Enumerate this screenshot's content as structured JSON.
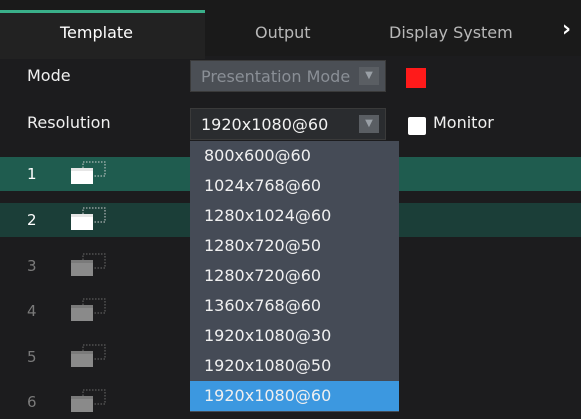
{
  "tabs": {
    "prev_icon": "chevron-left-icon",
    "active": "Template",
    "output": "Output",
    "display": "Display System",
    "next_icon": "chevron-right-icon"
  },
  "mode": {
    "label": "Mode",
    "value": "Presentation Mode",
    "swatch_color": "#ff1a1a"
  },
  "resolution": {
    "label": "Resolution",
    "value": "1920x1080@60",
    "options": [
      "800x600@60",
      "1024x768@60",
      "1280x1024@60",
      "1280x720@50",
      "1280x720@60",
      "1360x768@60",
      "1920x1080@30",
      "1920x1080@50",
      "1920x1080@60"
    ],
    "selected_index": 8
  },
  "monitor": {
    "label": "Monitor",
    "checked": false
  },
  "layers": [
    {
      "num": "1",
      "active": true
    },
    {
      "num": "2",
      "active": true
    },
    {
      "num": "3",
      "active": false
    },
    {
      "num": "4",
      "active": false
    },
    {
      "num": "5",
      "active": false
    },
    {
      "num": "6",
      "active": false
    }
  ],
  "colors": {
    "accent": "#3ab08a",
    "selected_row": "#1f5c4f",
    "dropdown_highlight": "#3c98e0"
  }
}
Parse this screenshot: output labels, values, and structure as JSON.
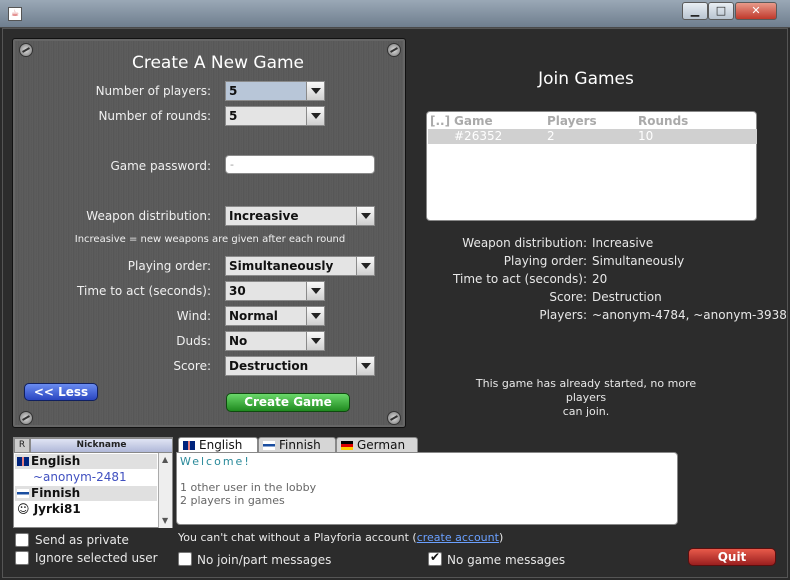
{
  "window": {
    "icon": "java-icon",
    "minimize": "▁",
    "maximize": "□",
    "close": "✕"
  },
  "create": {
    "title": "Create A New Game",
    "players_label": "Number of players:",
    "players_value": "5",
    "rounds_label": "Number of rounds:",
    "rounds_value": "5",
    "password_label": "Game password:",
    "password_placeholder": "-",
    "weapon_label": "Weapon distribution:",
    "weapon_value": "Increasive",
    "weapon_hint": "Increasive = new weapons are given after each round",
    "order_label": "Playing order:",
    "order_value": "Simultaneously",
    "time_label": "Time to act (seconds):",
    "time_value": "30",
    "wind_label": "Wind:",
    "wind_value": "Normal",
    "duds_label": "Duds:",
    "duds_value": "No",
    "score_label": "Score:",
    "score_value": "Destruction",
    "less_button": "<< Less",
    "create_button": "Create Game"
  },
  "join": {
    "title": "Join Games",
    "columns": [
      "[..]",
      "Game",
      "Players",
      "Rounds"
    ],
    "rows": [
      {
        "game": "#26352",
        "players": "2",
        "rounds": "10"
      }
    ],
    "details": [
      {
        "label": "Weapon distribution:",
        "value": "Increasive"
      },
      {
        "label": "Playing order:",
        "value": "Simultaneously"
      },
      {
        "label": "Time to act (seconds):",
        "value": "20"
      },
      {
        "label": "Score:",
        "value": "Destruction"
      },
      {
        "label": "Players:",
        "value": "~anonym-4784, ~anonym-3938"
      }
    ],
    "status_line1": "This game has already started, no more players",
    "status_line2": "can join."
  },
  "lobby": {
    "r_header": "R",
    "nick_header": "Nickname",
    "groups": [
      {
        "lang": "English",
        "users": [
          "~anonym-2481"
        ]
      },
      {
        "lang": "Finnish",
        "users": [
          "Jyrki81"
        ]
      }
    ],
    "send_private": "Send as private",
    "ignore_user": "Ignore selected user"
  },
  "chat": {
    "tabs": [
      "English",
      "Finnish",
      "German"
    ],
    "welcome": "Welcome!",
    "line1": "1 other user in the lobby",
    "line2": "2 players in games",
    "no_account_text": "You can't chat without a Playforia account (",
    "no_account_link": "create account",
    "no_account_end": ")",
    "no_joinpart": "No join/part messages",
    "no_game_msgs": "No game messages"
  },
  "quit_button": "Quit"
}
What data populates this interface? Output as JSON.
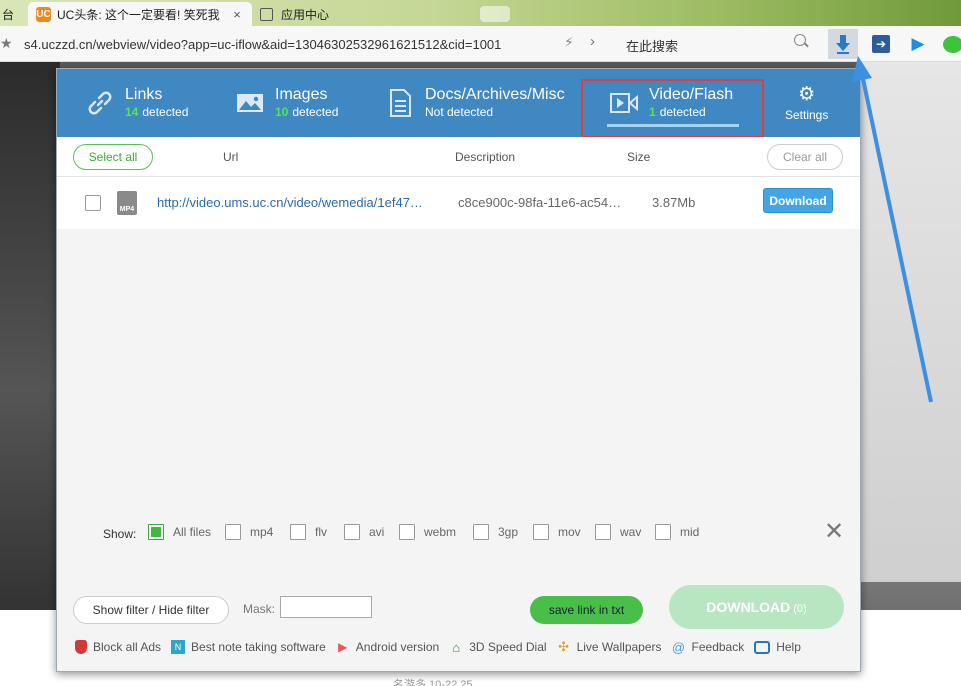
{
  "browser": {
    "tabs": [
      {
        "title": "台"
      },
      {
        "title": "UC头条: 这个一定要看! 笑死我",
        "close": "×"
      },
      {
        "title": "应用中心"
      }
    ],
    "url": "s4.uczzd.cn/webview/video?app=uc-iflow&aid=13046302532961621512&cid=1001",
    "search_placeholder": "在此搜索",
    "favicon_text": "UC"
  },
  "panel": {
    "tabs": {
      "links": {
        "label": "Links",
        "count": "14",
        "suffix": "detected"
      },
      "images": {
        "label": "Images",
        "count": "10",
        "suffix": "detected"
      },
      "docs": {
        "label": "Docs/Archives/Misc",
        "status": "Not detected"
      },
      "video": {
        "label": "Video/Flash",
        "count": "1",
        "suffix": "detected"
      },
      "settings": {
        "label": "Settings"
      }
    },
    "columns": {
      "select_all": "Select all",
      "url": "Url",
      "description": "Description",
      "size": "Size",
      "clear_all": "Clear all"
    },
    "rows": [
      {
        "type": "MP4",
        "url": "http://video.ums.uc.cn/video/wemedia/1ef47…",
        "description": "c8ce900c-98fa-11e6-ac54…",
        "size": "3.87Mb",
        "action": "Download"
      }
    ],
    "filter": {
      "show_label": "Show:",
      "options": [
        "All files",
        "mp4",
        "flv",
        "avi",
        "webm",
        "3gp",
        "mov",
        "wav",
        "mid"
      ],
      "selected": "All files"
    },
    "bottom": {
      "filter_toggle": "Show filter / Hide filter",
      "mask_label": "Mask:",
      "mask_value": "",
      "save_txt": "save link in txt",
      "download_all": "DOWNLOAD",
      "download_count": "(0)"
    },
    "footer": [
      {
        "label": "Block all Ads",
        "icon": "shield-icon"
      },
      {
        "label": "Best note taking software",
        "icon": "note-icon"
      },
      {
        "label": "Android version",
        "icon": "play-store-icon"
      },
      {
        "label": "3D Speed Dial",
        "icon": "home-icon"
      },
      {
        "label": "Live Wallpapers",
        "icon": "pinwheel-icon"
      },
      {
        "label": "Feedback",
        "icon": "at-icon"
      },
      {
        "label": "Help",
        "icon": "help-icon"
      }
    ]
  },
  "page_footer_text": "名游多 10-22 25",
  "colors": {
    "header_blue": "#3f88c2",
    "accent_green": "#49bf49",
    "count_green": "#57e457",
    "highlight_red": "#e23b3b",
    "download_blue": "#44a5e5"
  }
}
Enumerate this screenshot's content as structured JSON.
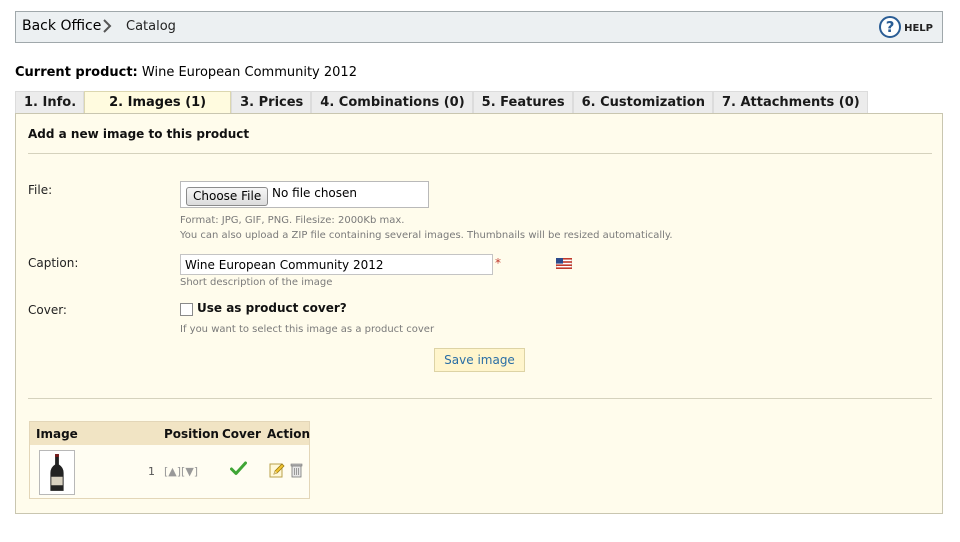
{
  "breadcrumb": {
    "home": "Back Office",
    "current": "Catalog"
  },
  "help": {
    "icon_glyph": "?",
    "label": "HELP"
  },
  "current_product": {
    "label": "Current product:",
    "name": "Wine European Community 2012"
  },
  "tabs": [
    {
      "label": "1. Info."
    },
    {
      "label": "2. Images (1)",
      "active": true
    },
    {
      "label": "3. Prices"
    },
    {
      "label": "4. Combinations (0)"
    },
    {
      "label": "5. Features"
    },
    {
      "label": "6. Customization"
    },
    {
      "label": "7. Attachments (0)"
    }
  ],
  "form": {
    "title": "Add a new image to this product",
    "file": {
      "label": "File:",
      "button": "Choose File",
      "status": "No file chosen",
      "hint1": "Format: JPG, GIF, PNG. Filesize: 2000Kb max.",
      "hint2": "You can also upload a ZIP file containing several images. Thumbnails will be resized automatically."
    },
    "caption": {
      "label": "Caption:",
      "value": "Wine European Community 2012",
      "required_mark": "*",
      "hint": "Short description of the image"
    },
    "cover": {
      "label": "Cover:",
      "checkbox_label": "Use as product cover?",
      "checked": false,
      "hint": "If you want to select this image as a product cover"
    },
    "save_button": "Save image"
  },
  "image_table": {
    "headers": {
      "image": "Image",
      "position": "Position",
      "cover": "Cover",
      "action": "Action"
    },
    "rows": [
      {
        "position": "1",
        "arrows": "[▲][▼]",
        "is_cover": true
      }
    ]
  },
  "colors": {
    "accent_link": "#2a6ea5",
    "panel_bg": "#fffcec",
    "tab_active_bg": "#fffbdf",
    "cover_check": "#3fa535"
  }
}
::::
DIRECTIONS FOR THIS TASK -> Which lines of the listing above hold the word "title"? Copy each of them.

ANSWER AREA ->
    "title": "Create A New Game",
    "title": "Join Games",
        "title": "台"
        "title": "UC头条: 这个一定要看! 笑死我",
        "title": "应用中心"
    "title": "Add a new image to this product",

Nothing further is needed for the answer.